Reproduce the following material exactly, including every line.

(Source data)
• • • • •
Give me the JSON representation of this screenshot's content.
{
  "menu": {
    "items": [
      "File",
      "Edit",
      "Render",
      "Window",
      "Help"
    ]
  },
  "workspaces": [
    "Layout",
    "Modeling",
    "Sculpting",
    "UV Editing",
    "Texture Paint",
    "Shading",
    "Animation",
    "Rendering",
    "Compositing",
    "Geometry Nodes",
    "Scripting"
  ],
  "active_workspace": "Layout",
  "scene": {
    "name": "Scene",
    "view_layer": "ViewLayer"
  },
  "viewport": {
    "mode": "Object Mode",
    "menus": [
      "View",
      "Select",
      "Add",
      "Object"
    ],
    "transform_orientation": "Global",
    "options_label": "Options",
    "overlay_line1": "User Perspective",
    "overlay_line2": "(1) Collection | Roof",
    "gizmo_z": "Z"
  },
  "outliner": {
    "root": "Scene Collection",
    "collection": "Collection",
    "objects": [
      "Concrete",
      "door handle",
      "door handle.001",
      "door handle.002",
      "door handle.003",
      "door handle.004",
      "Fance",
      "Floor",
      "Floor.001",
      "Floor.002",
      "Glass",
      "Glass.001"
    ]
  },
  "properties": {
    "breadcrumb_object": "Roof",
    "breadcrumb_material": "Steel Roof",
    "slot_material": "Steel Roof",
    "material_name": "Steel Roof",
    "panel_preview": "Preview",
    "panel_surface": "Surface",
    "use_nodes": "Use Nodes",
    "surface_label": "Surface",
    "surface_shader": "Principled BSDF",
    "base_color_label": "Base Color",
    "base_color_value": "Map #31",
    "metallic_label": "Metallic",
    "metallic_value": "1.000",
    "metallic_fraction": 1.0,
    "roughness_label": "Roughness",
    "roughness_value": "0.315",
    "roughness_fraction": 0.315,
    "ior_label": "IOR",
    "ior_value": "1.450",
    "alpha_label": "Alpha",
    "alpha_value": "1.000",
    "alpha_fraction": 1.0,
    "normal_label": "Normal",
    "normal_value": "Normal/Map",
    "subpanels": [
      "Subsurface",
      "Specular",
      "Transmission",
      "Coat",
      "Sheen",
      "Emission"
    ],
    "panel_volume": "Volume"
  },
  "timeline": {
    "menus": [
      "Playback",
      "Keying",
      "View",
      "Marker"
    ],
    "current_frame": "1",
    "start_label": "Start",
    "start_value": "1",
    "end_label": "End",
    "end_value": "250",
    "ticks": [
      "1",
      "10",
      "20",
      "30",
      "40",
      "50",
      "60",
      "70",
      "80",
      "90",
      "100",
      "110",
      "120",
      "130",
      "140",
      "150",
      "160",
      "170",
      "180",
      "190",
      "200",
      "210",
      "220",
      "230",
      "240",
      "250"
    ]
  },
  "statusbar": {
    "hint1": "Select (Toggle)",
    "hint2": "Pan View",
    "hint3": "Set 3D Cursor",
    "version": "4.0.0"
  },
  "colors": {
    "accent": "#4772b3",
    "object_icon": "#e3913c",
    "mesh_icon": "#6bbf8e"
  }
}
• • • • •
(Task result)
Give me the JSON representation of this screenshot's content.
{
  "menu": {
    "items": [
      "File",
      "Edit",
      "Render",
      "Window",
      "Help"
    ]
  },
  "workspaces": [
    "Layout",
    "Modeling",
    "Sculpting",
    "UV Editing",
    "Texture Paint",
    "Shading",
    "Animation",
    "Rendering",
    "Compositing",
    "Geometry Nodes",
    "Scripting"
  ],
  "active_workspace": "Layout",
  "scene": {
    "name": "Scene",
    "view_layer": "ViewLayer"
  },
  "viewport": {
    "mode": "Object Mode",
    "menus": [
      "View",
      "Select",
      "Add",
      "Object"
    ],
    "transform_orientation": "Global",
    "options_label": "Options",
    "overlay_line1": "User Perspective",
    "overlay_line2": "(1) Collection | Roof",
    "gizmo_z": "Z"
  },
  "outliner": {
    "root": "Scene Collection",
    "collection": "Collection",
    "objects": [
      "Concrete",
      "door handle",
      "door handle.001",
      "door handle.002",
      "door handle.003",
      "door handle.004",
      "Fance",
      "Floor",
      "Floor.001",
      "Floor.002",
      "Glass",
      "Glass.001"
    ]
  },
  "properties": {
    "breadcrumb_object": "Roof",
    "breadcrumb_material": "Steel Roof",
    "slot_material": "Steel Roof",
    "material_name": "Steel Roof",
    "panel_preview": "Preview",
    "panel_surface": "Surface",
    "use_nodes": "Use Nodes",
    "surface_label": "Surface",
    "surface_shader": "Principled BSDF",
    "base_color_label": "Base Color",
    "base_color_value": "Map #31",
    "metallic_label": "Metallic",
    "metallic_value": "1.000",
    "metallic_fraction": 1.0,
    "roughness_label": "Roughness",
    "roughness_value": "0.315",
    "roughness_fraction": 0.315,
    "ior_label": "IOR",
    "ior_value": "1.450",
    "alpha_label": "Alpha",
    "alpha_value": "1.000",
    "alpha_fraction": 1.0,
    "normal_label": "Normal",
    "normal_value": "Normal/Map",
    "subpanels": [
      "Subsurface",
      "Specular",
      "Transmission",
      "Coat",
      "Sheen",
      "Emission"
    ],
    "panel_volume": "Volume"
  },
  "timeline": {
    "menus": [
      "Playback",
      "Keying",
      "View",
      "Marker"
    ],
    "current_frame": "1",
    "start_label": "Start",
    "start_value": "1",
    "end_label": "End",
    "end_value": "250",
    "ticks": [
      "1",
      "10",
      "20",
      "30",
      "40",
      "50",
      "60",
      "70",
      "80",
      "90",
      "100",
      "110",
      "120",
      "130",
      "140",
      "150",
      "160",
      "170",
      "180",
      "190",
      "200",
      "210",
      "220",
      "230",
      "240",
      "250"
    ]
  },
  "statusbar": {
    "hint1": "Select (Toggle)",
    "hint2": "Pan View",
    "hint3": "Set 3D Cursor",
    "version": "4.0.0"
  },
  "colors": {
    "accent": "#4772b3",
    "object_icon": "#e3913c",
    "mesh_icon": "#6bbf8e"
  }
}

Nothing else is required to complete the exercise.